Federalism and State Democracy

David Schleicher, Yale Law School


When scholars, judges, and politicians talk about federalism, they frequently praise the qualities of state and local democracy. State and local governments, it is said, are closer to the people, promote more innovation, and produce outputs that are a better fit for the diverse set of preferences that exist in a large nation.
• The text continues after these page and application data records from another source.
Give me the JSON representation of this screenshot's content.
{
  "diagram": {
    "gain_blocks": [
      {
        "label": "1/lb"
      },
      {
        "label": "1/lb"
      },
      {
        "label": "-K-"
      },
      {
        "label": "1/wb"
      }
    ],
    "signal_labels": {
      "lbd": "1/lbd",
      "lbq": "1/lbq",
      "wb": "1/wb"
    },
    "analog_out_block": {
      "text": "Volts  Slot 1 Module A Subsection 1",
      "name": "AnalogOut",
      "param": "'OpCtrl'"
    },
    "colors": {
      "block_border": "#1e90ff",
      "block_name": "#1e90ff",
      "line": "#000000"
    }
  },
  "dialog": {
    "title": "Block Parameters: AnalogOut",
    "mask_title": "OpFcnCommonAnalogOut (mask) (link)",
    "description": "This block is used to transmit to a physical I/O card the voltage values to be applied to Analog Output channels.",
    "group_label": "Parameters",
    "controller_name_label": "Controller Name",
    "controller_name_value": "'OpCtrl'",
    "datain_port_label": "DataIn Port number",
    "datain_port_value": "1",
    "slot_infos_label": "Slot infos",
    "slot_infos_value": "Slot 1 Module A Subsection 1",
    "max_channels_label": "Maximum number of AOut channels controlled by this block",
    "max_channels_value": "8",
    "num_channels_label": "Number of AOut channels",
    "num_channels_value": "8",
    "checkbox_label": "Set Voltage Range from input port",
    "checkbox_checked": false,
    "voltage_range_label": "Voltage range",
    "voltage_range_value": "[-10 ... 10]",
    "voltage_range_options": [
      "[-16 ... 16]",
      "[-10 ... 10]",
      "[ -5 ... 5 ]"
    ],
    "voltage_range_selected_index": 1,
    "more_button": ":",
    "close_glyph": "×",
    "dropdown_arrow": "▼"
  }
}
But these stories about state democracy rarely wrestle with the reality of elections for, say, state senator and city council.